→ **EXERCISE DETAILS**: Please return every line in the entries below with the word "heading" in it.

→ **SUPPLIED ENTRIES**:

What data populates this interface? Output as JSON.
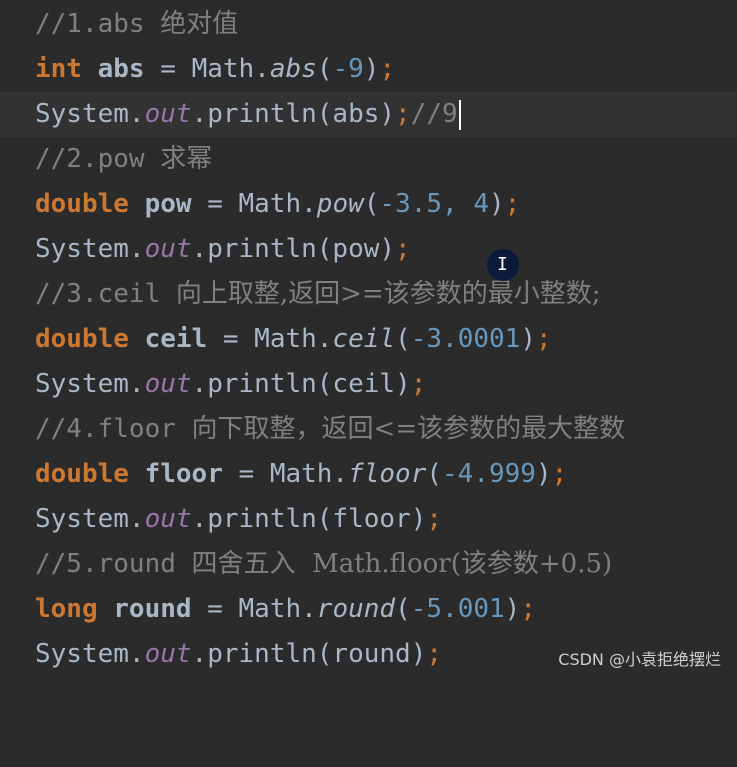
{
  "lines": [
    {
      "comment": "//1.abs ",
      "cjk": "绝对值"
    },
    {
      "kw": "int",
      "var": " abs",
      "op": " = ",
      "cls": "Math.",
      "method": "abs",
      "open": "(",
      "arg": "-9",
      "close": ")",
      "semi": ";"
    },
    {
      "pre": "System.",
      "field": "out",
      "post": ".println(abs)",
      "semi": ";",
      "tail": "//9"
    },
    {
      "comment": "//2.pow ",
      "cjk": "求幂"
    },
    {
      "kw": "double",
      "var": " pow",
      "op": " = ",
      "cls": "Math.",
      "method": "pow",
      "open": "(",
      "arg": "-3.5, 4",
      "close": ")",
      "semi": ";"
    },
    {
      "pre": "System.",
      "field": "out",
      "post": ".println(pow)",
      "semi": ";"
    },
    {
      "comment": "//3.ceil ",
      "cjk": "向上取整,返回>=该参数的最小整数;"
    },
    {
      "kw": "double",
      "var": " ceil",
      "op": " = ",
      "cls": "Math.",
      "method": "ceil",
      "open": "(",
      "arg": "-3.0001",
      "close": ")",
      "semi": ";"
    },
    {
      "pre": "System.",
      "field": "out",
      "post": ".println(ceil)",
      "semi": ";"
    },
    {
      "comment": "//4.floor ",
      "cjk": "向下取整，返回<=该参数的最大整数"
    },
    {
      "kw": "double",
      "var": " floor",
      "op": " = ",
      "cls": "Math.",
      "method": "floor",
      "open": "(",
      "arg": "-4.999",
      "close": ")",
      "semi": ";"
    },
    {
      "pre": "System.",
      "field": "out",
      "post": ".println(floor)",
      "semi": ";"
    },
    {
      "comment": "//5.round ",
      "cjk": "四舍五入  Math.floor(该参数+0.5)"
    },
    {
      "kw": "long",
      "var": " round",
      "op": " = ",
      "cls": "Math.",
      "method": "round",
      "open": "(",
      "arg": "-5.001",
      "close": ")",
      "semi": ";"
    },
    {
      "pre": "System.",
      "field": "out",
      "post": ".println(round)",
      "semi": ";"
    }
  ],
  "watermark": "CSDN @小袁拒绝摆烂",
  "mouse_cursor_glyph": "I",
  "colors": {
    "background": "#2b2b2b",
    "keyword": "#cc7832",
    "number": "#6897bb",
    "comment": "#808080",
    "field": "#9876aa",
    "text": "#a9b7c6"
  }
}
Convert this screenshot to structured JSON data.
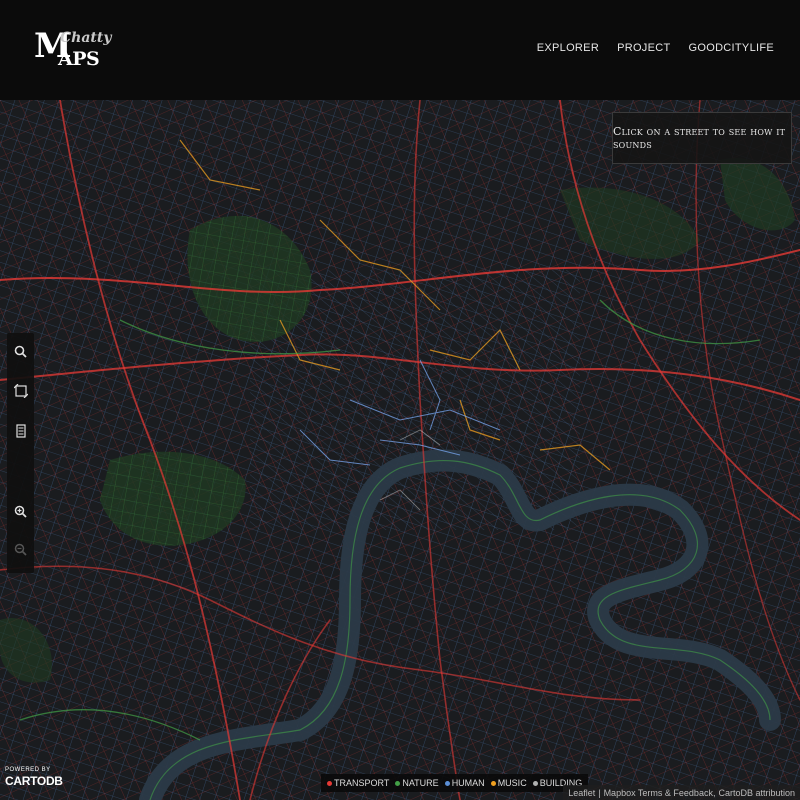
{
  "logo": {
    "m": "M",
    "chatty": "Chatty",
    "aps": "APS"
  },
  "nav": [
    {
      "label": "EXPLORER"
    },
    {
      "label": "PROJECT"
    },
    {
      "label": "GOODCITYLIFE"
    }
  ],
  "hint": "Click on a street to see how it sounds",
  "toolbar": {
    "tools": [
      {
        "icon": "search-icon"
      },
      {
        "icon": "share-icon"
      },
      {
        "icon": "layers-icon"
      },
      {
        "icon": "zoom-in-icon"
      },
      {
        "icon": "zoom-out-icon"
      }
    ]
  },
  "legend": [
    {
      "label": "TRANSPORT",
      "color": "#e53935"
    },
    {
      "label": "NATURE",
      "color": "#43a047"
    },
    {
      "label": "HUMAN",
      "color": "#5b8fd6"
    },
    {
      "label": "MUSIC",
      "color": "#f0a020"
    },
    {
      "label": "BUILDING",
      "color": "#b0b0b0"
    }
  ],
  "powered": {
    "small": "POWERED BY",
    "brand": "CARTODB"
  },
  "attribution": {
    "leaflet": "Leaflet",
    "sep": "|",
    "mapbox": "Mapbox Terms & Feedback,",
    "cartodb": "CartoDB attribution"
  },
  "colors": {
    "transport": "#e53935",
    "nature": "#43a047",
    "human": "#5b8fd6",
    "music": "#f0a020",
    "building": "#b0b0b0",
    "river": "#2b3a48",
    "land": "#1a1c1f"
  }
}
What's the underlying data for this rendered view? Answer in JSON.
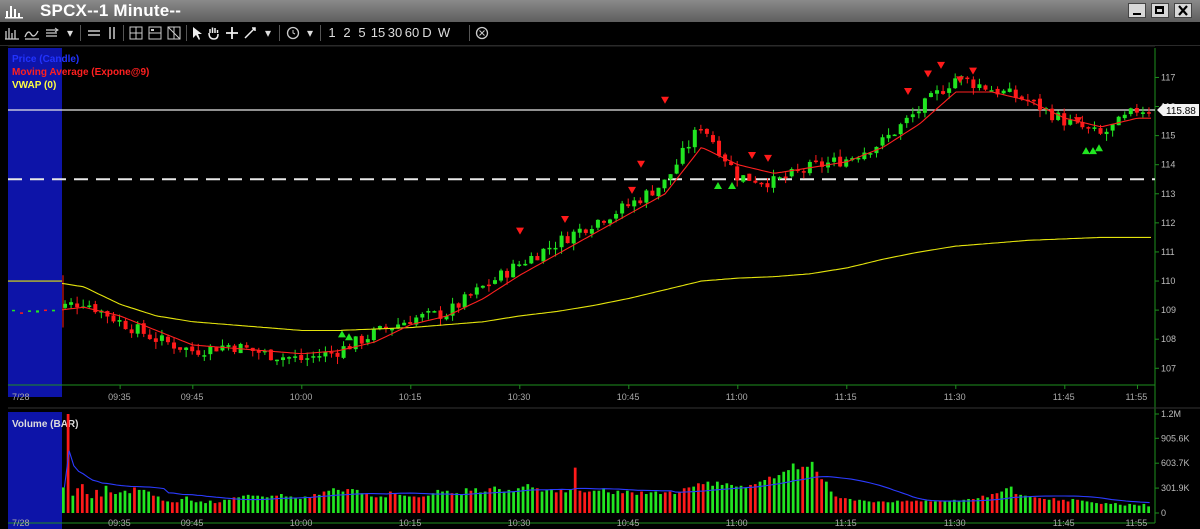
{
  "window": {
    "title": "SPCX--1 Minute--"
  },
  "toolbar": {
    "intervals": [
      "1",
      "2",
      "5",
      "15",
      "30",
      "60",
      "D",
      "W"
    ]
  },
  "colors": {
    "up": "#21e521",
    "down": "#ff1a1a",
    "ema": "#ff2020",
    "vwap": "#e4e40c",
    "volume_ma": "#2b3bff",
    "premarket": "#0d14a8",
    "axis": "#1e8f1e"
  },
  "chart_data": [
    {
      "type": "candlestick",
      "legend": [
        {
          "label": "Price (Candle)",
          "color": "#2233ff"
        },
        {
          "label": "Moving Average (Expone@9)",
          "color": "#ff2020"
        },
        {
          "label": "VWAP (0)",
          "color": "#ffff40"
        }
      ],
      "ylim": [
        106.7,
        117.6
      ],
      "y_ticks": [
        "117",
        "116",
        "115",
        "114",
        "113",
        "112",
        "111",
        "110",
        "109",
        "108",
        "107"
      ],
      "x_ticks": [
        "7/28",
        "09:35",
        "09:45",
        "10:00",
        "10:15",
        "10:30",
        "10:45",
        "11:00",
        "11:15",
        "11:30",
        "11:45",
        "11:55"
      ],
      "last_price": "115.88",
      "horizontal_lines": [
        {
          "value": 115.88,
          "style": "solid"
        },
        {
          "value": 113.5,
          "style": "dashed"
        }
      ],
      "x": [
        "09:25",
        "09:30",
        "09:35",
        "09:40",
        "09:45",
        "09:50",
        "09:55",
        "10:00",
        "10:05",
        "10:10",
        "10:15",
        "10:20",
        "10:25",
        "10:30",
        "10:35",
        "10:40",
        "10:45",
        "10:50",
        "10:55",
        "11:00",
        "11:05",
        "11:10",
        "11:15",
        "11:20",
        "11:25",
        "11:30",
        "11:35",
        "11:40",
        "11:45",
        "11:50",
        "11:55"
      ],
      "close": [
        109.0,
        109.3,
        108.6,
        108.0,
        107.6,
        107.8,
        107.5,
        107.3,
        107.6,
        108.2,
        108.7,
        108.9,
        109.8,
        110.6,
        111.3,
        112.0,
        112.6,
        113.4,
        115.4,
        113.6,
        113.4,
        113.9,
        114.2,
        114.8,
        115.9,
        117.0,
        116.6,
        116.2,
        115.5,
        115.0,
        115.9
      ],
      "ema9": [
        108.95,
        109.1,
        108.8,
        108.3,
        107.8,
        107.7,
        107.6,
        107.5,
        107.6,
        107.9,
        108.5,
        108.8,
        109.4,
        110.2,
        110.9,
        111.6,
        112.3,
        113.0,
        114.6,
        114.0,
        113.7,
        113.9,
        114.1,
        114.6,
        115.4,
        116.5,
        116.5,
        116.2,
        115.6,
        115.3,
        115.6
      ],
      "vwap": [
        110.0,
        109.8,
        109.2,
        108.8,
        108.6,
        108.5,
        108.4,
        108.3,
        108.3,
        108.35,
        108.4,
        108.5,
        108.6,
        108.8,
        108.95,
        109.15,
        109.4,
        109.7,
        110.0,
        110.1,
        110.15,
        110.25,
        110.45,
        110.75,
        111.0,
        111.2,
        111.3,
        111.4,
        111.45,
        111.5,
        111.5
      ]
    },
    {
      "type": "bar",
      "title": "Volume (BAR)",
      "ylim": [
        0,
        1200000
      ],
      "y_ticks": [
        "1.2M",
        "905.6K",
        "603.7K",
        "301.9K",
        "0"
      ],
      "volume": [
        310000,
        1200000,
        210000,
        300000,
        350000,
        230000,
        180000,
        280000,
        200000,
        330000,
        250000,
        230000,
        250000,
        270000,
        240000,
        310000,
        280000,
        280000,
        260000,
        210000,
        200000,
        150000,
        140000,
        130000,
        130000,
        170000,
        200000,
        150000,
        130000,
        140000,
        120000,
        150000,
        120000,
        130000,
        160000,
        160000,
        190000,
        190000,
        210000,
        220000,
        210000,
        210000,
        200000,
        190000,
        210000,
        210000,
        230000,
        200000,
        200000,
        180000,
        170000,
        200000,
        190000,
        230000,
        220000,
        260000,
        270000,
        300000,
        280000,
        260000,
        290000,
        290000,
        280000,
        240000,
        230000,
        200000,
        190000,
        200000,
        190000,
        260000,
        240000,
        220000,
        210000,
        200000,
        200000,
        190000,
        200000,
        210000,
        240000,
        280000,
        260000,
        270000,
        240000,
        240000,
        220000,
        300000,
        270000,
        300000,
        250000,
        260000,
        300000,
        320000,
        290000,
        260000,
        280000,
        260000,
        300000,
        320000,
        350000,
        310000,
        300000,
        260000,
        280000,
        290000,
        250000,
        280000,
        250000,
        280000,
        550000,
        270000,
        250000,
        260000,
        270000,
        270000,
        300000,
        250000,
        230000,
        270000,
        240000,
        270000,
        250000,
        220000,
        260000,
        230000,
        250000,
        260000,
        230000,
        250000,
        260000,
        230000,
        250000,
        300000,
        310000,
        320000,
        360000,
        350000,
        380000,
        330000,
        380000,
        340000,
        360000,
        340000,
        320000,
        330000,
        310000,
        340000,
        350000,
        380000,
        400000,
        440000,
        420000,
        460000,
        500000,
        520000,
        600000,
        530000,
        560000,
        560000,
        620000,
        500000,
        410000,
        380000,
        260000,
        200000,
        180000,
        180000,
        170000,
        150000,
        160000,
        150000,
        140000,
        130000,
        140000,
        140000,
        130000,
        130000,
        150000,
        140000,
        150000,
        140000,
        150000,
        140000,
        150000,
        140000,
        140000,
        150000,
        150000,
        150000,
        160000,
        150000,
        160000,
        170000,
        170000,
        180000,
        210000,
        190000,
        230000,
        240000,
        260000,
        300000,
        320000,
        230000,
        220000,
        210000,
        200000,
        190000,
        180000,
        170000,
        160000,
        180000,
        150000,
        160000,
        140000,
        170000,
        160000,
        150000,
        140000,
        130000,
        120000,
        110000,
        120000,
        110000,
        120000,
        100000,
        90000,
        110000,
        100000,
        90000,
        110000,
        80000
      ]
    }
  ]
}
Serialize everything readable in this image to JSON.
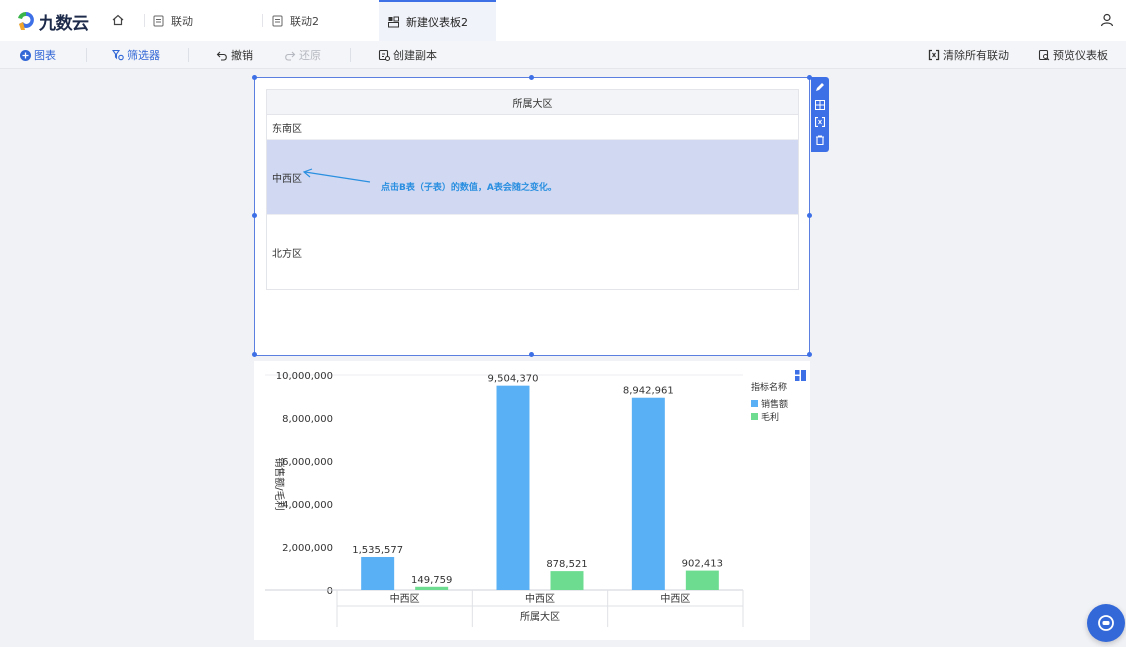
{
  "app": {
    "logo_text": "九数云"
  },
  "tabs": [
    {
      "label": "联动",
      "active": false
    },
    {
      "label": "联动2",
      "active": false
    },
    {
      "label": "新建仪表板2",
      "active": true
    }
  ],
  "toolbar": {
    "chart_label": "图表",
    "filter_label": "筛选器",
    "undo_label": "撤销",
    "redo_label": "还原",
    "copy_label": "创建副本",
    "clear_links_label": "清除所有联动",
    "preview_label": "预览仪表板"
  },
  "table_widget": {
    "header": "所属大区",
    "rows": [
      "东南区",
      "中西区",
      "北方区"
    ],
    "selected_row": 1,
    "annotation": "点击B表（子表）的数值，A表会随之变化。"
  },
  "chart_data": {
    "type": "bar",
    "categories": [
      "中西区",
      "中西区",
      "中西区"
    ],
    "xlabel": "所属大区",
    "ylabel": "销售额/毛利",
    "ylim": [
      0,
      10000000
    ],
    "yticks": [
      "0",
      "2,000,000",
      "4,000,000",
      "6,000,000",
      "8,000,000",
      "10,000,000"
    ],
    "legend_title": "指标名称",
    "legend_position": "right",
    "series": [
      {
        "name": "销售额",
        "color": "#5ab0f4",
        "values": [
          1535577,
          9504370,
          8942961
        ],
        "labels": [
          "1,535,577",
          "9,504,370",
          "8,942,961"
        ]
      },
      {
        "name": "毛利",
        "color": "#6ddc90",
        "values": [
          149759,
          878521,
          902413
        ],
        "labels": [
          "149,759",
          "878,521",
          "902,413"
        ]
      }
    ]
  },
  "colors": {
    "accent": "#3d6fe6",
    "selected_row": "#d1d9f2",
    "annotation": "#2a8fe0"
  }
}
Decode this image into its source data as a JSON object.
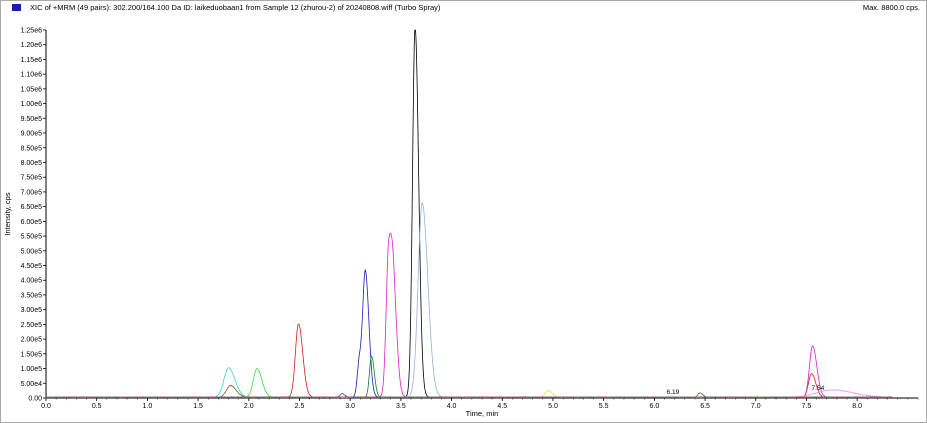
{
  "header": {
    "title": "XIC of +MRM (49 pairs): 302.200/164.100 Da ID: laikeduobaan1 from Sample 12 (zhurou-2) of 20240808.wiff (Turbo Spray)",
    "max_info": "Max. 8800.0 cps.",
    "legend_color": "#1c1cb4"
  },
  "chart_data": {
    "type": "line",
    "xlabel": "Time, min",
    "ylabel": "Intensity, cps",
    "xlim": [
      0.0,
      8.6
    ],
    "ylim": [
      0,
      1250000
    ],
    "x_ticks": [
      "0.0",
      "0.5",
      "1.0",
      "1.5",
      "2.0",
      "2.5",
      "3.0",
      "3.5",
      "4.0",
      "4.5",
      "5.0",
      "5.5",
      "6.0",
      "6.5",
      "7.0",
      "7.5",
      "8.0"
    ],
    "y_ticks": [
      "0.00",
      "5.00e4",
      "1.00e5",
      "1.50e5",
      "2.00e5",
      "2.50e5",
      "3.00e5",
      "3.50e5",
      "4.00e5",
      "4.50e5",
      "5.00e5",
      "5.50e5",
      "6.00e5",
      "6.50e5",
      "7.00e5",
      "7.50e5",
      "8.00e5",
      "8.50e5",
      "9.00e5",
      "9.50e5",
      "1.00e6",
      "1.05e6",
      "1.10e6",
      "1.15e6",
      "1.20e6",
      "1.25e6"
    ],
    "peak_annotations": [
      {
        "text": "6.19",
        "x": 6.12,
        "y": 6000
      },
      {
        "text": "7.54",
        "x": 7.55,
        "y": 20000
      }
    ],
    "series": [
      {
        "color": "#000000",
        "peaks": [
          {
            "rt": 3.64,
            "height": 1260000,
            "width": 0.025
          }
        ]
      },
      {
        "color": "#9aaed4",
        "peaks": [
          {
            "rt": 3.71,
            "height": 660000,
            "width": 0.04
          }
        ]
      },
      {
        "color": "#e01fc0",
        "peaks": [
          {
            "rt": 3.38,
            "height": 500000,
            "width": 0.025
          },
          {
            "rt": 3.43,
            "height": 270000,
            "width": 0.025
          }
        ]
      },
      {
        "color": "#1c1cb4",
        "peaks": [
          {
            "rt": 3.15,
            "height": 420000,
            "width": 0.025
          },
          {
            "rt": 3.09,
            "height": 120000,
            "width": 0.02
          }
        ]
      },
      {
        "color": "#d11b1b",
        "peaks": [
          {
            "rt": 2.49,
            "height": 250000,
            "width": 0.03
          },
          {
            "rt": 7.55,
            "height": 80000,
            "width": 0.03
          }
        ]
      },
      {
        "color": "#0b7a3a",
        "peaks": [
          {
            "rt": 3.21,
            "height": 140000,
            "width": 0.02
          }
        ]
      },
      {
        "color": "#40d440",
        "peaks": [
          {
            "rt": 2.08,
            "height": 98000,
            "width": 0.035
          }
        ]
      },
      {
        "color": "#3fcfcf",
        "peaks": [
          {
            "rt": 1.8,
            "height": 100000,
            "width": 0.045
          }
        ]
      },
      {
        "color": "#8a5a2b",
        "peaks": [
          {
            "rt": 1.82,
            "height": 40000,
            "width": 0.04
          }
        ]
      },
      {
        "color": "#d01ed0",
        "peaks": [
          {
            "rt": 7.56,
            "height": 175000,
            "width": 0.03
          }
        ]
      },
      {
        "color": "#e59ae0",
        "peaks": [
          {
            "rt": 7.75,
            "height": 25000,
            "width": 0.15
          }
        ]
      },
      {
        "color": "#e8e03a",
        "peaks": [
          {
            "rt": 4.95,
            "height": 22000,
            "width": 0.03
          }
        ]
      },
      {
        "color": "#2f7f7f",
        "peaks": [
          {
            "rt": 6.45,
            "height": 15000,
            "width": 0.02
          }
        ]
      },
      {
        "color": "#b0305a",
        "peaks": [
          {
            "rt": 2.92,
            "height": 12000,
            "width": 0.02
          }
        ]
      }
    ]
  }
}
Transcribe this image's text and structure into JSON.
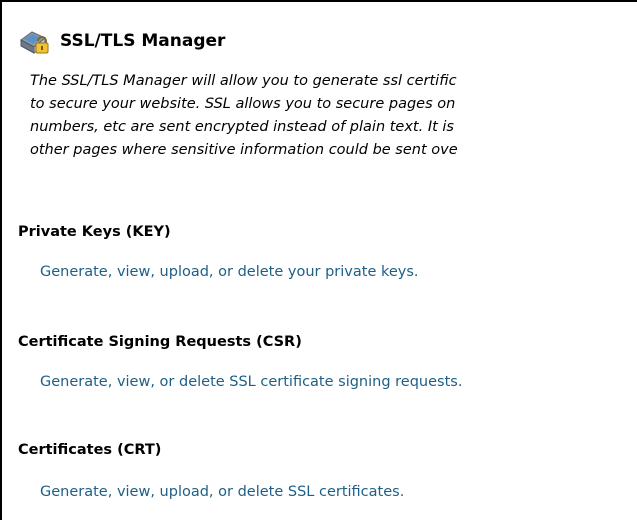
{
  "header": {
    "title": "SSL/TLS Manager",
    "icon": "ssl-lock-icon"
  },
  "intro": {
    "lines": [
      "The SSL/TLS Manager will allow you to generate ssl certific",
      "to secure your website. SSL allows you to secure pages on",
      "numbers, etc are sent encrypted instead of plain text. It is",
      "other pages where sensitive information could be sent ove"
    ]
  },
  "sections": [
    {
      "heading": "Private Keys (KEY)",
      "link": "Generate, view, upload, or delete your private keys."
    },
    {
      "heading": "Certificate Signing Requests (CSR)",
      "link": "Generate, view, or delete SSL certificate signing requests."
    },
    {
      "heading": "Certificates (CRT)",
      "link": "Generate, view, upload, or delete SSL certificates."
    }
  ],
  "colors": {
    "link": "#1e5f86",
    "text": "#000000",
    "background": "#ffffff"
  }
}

→ **REPLY TO THE EXERCISE**:
      "heading": "Private Keys (KEY)",
      "heading": "Certificate Signing Requests (CSR)",
      "heading": "Certificates (CRT)",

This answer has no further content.